3. With First Allied contributing so little income, the argument that the United bond issue was undertaken entirely for the purpose of using the club's cash and profits to repay the PIKs is indisputable. There just is no other source of cash flow or assets to borrow against that the Glazers can use. If anyone can suggest a credible alternative view, I am very happy to investigate it.
4. The argument of many fans that the family is under investing in the Buccaneers because of their financial problems (which the Glazers dismiss, claiming they are undertaking a canny but prudent "rebuilding" strategy) is certainly lent greater weight by this research. There seem to be few ways the Glazers could conduct any other "strategy" at Raymond James Stadium as again there is no obvious source of cash for investment.
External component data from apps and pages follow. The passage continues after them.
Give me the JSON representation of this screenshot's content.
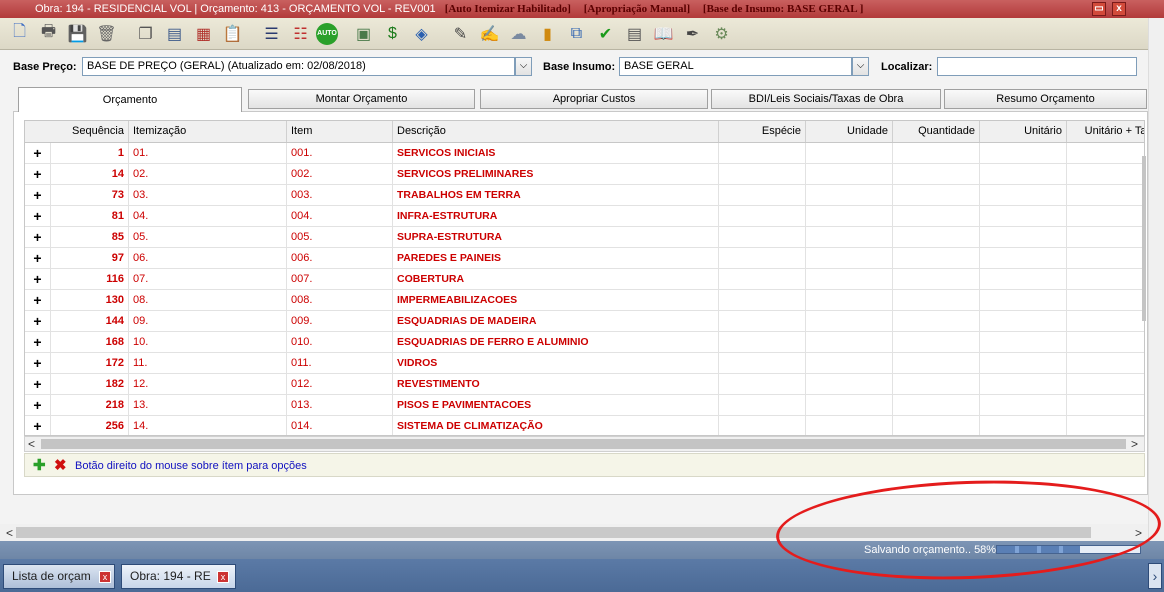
{
  "window": {
    "title": "Obra: 194 - RESIDENCIAL VOL | Orçamento: 413 - ORÇAMENTO VOL - REV001",
    "tags": [
      "[Auto Itemizar Habilitado]",
      "[Apropriação Manual]",
      "[Base de Insumo: BASE GERAL ]"
    ],
    "restore_icon": "▭",
    "close_icon": "x"
  },
  "toolbar": {
    "icons": [
      {
        "name": "new-document-icon",
        "glyph": "🗋",
        "color": "#3a6bc4"
      },
      {
        "name": "print-icon",
        "glyph": "🖶",
        "color": "#555"
      },
      {
        "name": "save-icon",
        "glyph": "💾",
        "color": "#2a4fa0"
      },
      {
        "name": "delete-icon",
        "glyph": "🗑",
        "color": "#666"
      },
      {
        "name": "copy-icon",
        "glyph": "❐",
        "color": "#555"
      },
      {
        "name": "report-icon",
        "glyph": "▤",
        "color": "#3d5a8a"
      },
      {
        "name": "table-icon",
        "glyph": "▦",
        "color": "#b0302a"
      },
      {
        "name": "clipboard-icon",
        "glyph": "📋",
        "color": "#666"
      },
      {
        "name": "list-icon",
        "glyph": "☰",
        "color": "#2a3a70"
      },
      {
        "name": "chart-list-icon",
        "glyph": "☷",
        "color": "#c03030"
      },
      {
        "name": "auto-icon",
        "glyph": "AUTO",
        "color": "#1a8a1a"
      },
      {
        "name": "calculator-icon",
        "glyph": "▣",
        "color": "#4a7a4a"
      },
      {
        "name": "money-icon",
        "glyph": "$",
        "color": "#1a7a1a"
      },
      {
        "name": "tag-icon",
        "glyph": "◈",
        "color": "#2a60b0"
      },
      {
        "name": "tools-icon",
        "glyph": "✎",
        "color": "#444"
      },
      {
        "name": "edit-icon",
        "glyph": "✍",
        "color": "#555"
      },
      {
        "name": "cloud-icon",
        "glyph": "☁",
        "color": "#7a8aa0"
      },
      {
        "name": "bar-chart-icon",
        "glyph": "▮",
        "color": "#d08a10"
      },
      {
        "name": "import-icon",
        "glyph": "⧉",
        "color": "#2a60b0"
      },
      {
        "name": "check-icon",
        "glyph": "✔",
        "color": "#1a9a1a"
      },
      {
        "name": "document-list-icon",
        "glyph": "▤",
        "color": "#555"
      },
      {
        "name": "book-icon",
        "glyph": "📖",
        "color": "#2a60b0"
      },
      {
        "name": "pen-icon",
        "glyph": "✒",
        "color": "#444"
      },
      {
        "name": "settings-icon",
        "glyph": "⚙",
        "color": "#6a8a5a"
      }
    ]
  },
  "filters": {
    "base_preco_label": "Base Preço:",
    "base_preco_value": "BASE DE PREÇO (GERAL) (Atualizado em: 02/08/2018)",
    "base_insumo_label": "Base Insumo:",
    "base_insumo_value": "BASE GERAL",
    "localizar_label": "Localizar:",
    "localizar_value": "",
    "dropdown_glyph": "⌵"
  },
  "tabs": [
    {
      "label": "Orçamento",
      "active": true
    },
    {
      "label": "Montar Orçamento",
      "active": false
    },
    {
      "label": "Apropriar Custos",
      "active": false
    },
    {
      "label": "BDI/Leis Sociais/Taxas de Obra",
      "active": false
    },
    {
      "label": "Resumo Orçamento",
      "active": false
    }
  ],
  "grid": {
    "columns": [
      "Sequência",
      "Itemização",
      "Item",
      "Descrição",
      "Espécie",
      "Unidade",
      "Quantidade",
      "Unitário",
      "Unitário + Tax"
    ],
    "expand_glyph": "+",
    "rows": [
      {
        "seq": "1",
        "itemizacao": "01.",
        "item": "001.",
        "descricao": "SERVICOS INICIAIS"
      },
      {
        "seq": "14",
        "itemizacao": "02.",
        "item": "002.",
        "descricao": "SERVICOS PRELIMINARES"
      },
      {
        "seq": "73",
        "itemizacao": "03.",
        "item": "003.",
        "descricao": "TRABALHOS EM TERRA"
      },
      {
        "seq": "81",
        "itemizacao": "04.",
        "item": "004.",
        "descricao": "INFRA-ESTRUTURA"
      },
      {
        "seq": "85",
        "itemizacao": "05.",
        "item": "005.",
        "descricao": "SUPRA-ESTRUTURA"
      },
      {
        "seq": "97",
        "itemizacao": "06.",
        "item": "006.",
        "descricao": "PAREDES E PAINEIS"
      },
      {
        "seq": "116",
        "itemizacao": "07.",
        "item": "007.",
        "descricao": "COBERTURA"
      },
      {
        "seq": "130",
        "itemizacao": "08.",
        "item": "008.",
        "descricao": "IMPERMEABILIZACOES"
      },
      {
        "seq": "144",
        "itemizacao": "09.",
        "item": "009.",
        "descricao": "ESQUADRIAS DE MADEIRA"
      },
      {
        "seq": "168",
        "itemizacao": "10.",
        "item": "010.",
        "descricao": "ESQUADRIAS DE FERRO E ALUMINIO"
      },
      {
        "seq": "172",
        "itemizacao": "11.",
        "item": "011.",
        "descricao": "VIDROS"
      },
      {
        "seq": "182",
        "itemizacao": "12.",
        "item": "012.",
        "descricao": "REVESTIMENTO"
      },
      {
        "seq": "218",
        "itemizacao": "13.",
        "item": "013.",
        "descricao": "PISOS E PAVIMENTACOES"
      },
      {
        "seq": "256",
        "itemizacao": "14.",
        "item": "014.",
        "descricao": "SISTEMA DE CLIMATIZAÇÃO"
      }
    ]
  },
  "footer": {
    "add_icon": "✚",
    "remove_icon": "✖",
    "hint": "Botão direito do mouse sobre ítem para opções"
  },
  "scroll": {
    "left": "<",
    "right": ">"
  },
  "status": {
    "text": "Salvando orçamento.. 58%",
    "progress": 0.58
  },
  "taskbar": {
    "tasks": [
      "Lista de orçam",
      "Obra: 194 - RE"
    ],
    "close_glyph": "x",
    "right_glyph": "›"
  },
  "colors": {
    "row_text": "#cc0000",
    "annotation": "#e41c1c"
  }
}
5. The Glazers are not business geniuses. Malcolm's long term track record is better of course, but since he became incapacitated, the whole structure has begun to creak at the foundations. Adding United's debt (including the PIKs) to Forbes' estimate of the Bucs' borrowing, the mortgages described above, and estimates for the family's residential mortgages, we arrive at a figure of at least $1.8bn of total Glazer family debt. This is supported by $225-250m of EBITDA (depending on how far the Bucs' EBITDA fell last season from the $69m earned the year before), a terrifying debt to income ratio of almost 8x.
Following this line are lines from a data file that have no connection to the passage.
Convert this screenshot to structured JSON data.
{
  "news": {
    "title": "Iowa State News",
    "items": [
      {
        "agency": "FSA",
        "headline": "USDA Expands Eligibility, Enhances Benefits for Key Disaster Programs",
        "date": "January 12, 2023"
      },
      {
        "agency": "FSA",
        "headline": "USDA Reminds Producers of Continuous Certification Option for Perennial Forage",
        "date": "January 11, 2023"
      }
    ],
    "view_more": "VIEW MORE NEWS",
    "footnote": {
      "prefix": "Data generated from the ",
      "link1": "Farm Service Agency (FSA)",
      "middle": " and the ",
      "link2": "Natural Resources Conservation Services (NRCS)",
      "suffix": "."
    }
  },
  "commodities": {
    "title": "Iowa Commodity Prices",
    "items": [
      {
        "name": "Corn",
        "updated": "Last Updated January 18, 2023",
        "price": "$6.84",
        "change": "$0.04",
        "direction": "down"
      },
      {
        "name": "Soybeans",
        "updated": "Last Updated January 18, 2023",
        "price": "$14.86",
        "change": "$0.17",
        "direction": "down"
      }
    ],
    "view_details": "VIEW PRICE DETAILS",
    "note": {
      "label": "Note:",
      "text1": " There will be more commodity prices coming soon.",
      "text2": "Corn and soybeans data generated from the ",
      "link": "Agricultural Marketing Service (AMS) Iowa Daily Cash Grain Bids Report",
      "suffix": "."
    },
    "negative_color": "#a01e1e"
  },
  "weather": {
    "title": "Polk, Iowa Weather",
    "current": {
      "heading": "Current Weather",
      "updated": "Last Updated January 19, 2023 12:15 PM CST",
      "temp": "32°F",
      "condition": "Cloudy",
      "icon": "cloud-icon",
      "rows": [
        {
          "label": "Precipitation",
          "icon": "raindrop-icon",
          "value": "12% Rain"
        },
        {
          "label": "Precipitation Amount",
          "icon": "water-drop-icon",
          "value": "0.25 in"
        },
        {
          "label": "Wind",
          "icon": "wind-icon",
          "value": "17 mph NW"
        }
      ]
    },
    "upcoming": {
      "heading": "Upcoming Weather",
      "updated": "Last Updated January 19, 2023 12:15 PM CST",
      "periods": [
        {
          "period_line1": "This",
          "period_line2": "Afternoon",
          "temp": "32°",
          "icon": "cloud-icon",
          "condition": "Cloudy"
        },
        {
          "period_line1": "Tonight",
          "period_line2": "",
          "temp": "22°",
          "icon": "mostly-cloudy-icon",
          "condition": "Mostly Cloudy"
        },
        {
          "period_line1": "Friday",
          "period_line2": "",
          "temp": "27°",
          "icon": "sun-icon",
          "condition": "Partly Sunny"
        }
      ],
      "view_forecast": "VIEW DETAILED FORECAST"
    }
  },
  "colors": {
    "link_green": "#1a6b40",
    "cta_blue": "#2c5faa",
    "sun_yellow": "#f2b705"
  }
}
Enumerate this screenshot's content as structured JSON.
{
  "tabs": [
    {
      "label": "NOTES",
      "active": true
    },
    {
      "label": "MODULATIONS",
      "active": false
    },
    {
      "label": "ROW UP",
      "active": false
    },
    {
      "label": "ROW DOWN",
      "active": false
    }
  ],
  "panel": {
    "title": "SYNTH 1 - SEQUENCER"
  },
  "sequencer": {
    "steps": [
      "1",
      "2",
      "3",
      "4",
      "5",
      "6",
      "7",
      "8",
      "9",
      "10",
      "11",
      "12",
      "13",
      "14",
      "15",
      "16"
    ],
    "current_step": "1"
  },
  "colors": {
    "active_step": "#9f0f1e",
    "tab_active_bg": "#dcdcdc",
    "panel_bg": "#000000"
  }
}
6. I can only assume that David Gill and Sir Alex Ferguson have no idea about the true state of the Glazers' finances and believe they really are wealthy and successful. I will be writing (again) to David Gill to ask whether he feels United supporters should worry about the family's ability to repay "their" PIKs in the light of this research.
7. As with United's management, I assume NFL commissioner Roger Goodell's defence of the Glazers during his annual address is February when he said: "I talk to the Glazers on a regular basis. I will tell you that they are sound owners. They are terrific for the NFL and we have not seen that there is any stress that would affect the way they operate any of their professional teams, much less the Tampa Bay Buccaneers." was a product of not knowing the truth about the situation. Perhaps the NFL Finance Committee should look into the situation.
For those of us who have watched as ever more debt is piled upon Manchester United, the story of First Allied revealed in this research has some chilling parallels. First Allied Corp is not a property development company, it is a property speculator, using high levels of debt to try to ride the real estate cycle and enrich its owners. In the same way the Glazers have brought nothing but debt, risk and huge costs to United, they have added nothing to their portfolio of shopping centres, built nothing, created nothing. This would be of less concern if the management of First Allied had proved themselves adept at timing the market, but sadly the opposite is true. Not only did the Glazers borrow too much, but they did so at precisely the wrong time and at unsustainable, inflated valuations.
The more I discover about the Glazer family, the more they seem to be an unappetising morality tale for our times. Their story is one that takes in financial "innovation" by out of control banks like Lehman Brothers, which in turn allows pointless real estate speculation and creates the mirage of wealth creation, before the whole facade starts to crumble. Now we know that we can monitor the performance of First Allied on a monthly basis (and I will be doing just that you can rest assured) as well as the sports clubs, the facade is well and truly down.